Paris Free Walking Tour: The dancers of Cimetiere de Montmartre
Text and photos One of my favorite places to visit early on a Sunday morning (besides the flea market!) is Paris’ Cimetière de Montmartre. Spanning 110 acres (in 33 divisions), it’s nearly impossible to pay homage to everyone buried there, but with a little planning, you can narrow the field to suit your own passions. Try literature, the arts, sciences, politics, or cinema. My personal choice? Dance.
With that “point” in mind, here’s a walking tour of the Cimetière de Montmartre, with just a dash of tawdry gossip for fun. Shall we dance?
Le dieu de la danse and dance master for Louis XVI, Gaetan Vestris was first to drop the mask during performances, and rely on expressive good looks alone. Vanity-inspired innovation? “There are but three great men in Europe—the king of Prussia, Voltaire and I,” was his favorite boast. Son Auguste Vestris (Le dieu II) reigned over the Paris Opera for decades, where he busted a sissonne (flying) move and made the folk favorite gavotte his own.
Marie Taglioni’s appearance in her father’s “La Sylphide” marked the arrival of the Romantics. Though she wasn’t the first to dance en pointe or don the muslin skirt (skimming the ankle much to the delight of every binocular-carrying dandy!), she’s the one who made it her own. Taglioni’s popularity launched her name into the lingo: the verb Taglioniser (to be slender and graceful). And most coveted coiffeur? À la syphide!
Riots erupted in Milan when Fanny Cerrito took the stage to challenge rival Taglioni. According to her choreographer husband, Arthur Saint-Leon, Cerrito was clearly the winner. “Taglioni’s leg encompassed a great deal of attention; Cerrito’s leg magnified excitement.”
Famed terpsichorean Louise Weber, a.k.a. La Goulue (the Glutton) was Queen of the Can Can and a favorite muse of Henri de Toulouse-Lautrec. She earned her moniker for nipping drinks from her audience while distracting them with her pantaloons and little pet goat. “When I see my behind in these paintings, I find it beautiful!” she once quipped.
Poet and dance critic Théophile Gàutier wrote “Giselle” for dancer Carlotta Grisi after falling hard for her. Though the affair was short-lived, all was not lost.

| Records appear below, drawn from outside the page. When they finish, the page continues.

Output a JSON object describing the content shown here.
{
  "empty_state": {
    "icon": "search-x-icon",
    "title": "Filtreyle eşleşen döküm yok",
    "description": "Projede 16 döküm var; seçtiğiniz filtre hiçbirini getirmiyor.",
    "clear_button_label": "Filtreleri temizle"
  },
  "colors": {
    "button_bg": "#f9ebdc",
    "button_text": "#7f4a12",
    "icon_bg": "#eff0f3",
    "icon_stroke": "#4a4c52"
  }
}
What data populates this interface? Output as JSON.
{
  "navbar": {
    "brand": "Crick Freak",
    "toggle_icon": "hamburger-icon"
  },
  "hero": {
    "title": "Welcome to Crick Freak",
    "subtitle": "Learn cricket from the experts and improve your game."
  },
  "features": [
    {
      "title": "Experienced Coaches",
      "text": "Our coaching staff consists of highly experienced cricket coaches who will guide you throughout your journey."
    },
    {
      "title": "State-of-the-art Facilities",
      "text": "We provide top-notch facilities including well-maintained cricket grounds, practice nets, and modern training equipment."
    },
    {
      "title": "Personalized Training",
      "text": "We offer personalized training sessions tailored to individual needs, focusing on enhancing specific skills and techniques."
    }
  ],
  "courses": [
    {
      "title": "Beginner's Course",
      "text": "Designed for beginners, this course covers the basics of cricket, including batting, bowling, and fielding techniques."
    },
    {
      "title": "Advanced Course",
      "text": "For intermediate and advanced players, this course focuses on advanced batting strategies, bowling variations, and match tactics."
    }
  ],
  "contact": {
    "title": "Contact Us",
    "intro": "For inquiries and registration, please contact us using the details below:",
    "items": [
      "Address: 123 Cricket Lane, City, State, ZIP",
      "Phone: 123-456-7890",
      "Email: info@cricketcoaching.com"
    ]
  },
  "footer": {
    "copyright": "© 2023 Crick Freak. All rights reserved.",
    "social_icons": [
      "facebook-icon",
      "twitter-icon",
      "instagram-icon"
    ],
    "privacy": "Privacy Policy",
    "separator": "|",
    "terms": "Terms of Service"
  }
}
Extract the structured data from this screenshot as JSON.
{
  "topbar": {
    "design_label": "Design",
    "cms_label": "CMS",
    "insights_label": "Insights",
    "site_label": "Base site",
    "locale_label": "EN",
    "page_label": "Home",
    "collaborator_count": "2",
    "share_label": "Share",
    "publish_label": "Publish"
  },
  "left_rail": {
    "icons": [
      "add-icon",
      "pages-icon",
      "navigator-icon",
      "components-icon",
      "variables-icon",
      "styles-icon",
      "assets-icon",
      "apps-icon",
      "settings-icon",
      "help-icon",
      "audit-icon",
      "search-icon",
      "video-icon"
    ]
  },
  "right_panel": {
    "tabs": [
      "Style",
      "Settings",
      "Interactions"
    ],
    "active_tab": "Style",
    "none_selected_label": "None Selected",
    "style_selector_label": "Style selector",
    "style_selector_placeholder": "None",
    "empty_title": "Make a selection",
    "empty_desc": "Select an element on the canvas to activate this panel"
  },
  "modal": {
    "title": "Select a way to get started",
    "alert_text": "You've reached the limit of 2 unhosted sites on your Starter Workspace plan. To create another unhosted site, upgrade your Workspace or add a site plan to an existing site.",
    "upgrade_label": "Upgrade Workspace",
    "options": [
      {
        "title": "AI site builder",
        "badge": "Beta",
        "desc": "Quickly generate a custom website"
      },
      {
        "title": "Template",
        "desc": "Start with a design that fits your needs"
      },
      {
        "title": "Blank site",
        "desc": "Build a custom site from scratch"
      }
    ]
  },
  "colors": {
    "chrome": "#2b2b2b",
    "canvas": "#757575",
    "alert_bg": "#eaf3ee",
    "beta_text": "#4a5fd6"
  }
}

Gáutier married her sister instead, and thus literature entered the world of ballet.
Though limelight stage lighting had the advantage of being a lot brighter than oil, it still wasn’t hazard-free. Taglioni protégé Emma Livry refused to soak her gauzy costume in fire-proofing because she abhorred the discoloring and feared it would weigh her down, but then tripped over a limelight, and set herself on fire. And now here she is!
“The dancer is an excuse to paint pretty fabric and depict movement,” wrote Edgar Degas, who painted his beloved petits rats (ballerinas in training) for nearly fifty years. He’s buried here and many Parisians and tourists alike pay homage to him by leaving flowers. Bonus: Check out his paintings and sculptures at the Musée d’Orsay.
Intersection 8e 9e + 11e
Courtier Paul Poiret (Le Magnifique) not only draped favorite client Isadora Duncan in diaphanous chitons made of Dijon-colored chiffon, but also performed with her at his infamous Ballets Russes-inspired, tented backyard fêtes.
“Our children would be dancing geniuses,” Isadora Duncan mused to Ballets Russes Vaslav Nijinsky by way of a marriage proposal. Unfortunately, he turned her down, because—rumor has it—he didn’t want his children dancing like her! When asked the secret to his airy, floating leaps, he would say only, “You have just to go up and then pause a little up there.”
Still feel like dancing? At the Cimetière du Pere Lachaise, you’ll find still more: Jane Avril, Isadora Duncan, Loïe Fuller, Cléo de Mérode, and Alwin Nikolais (to name but a few) await you.
Looking for a guided walking tour? Check out our post on free guided tours in Paris.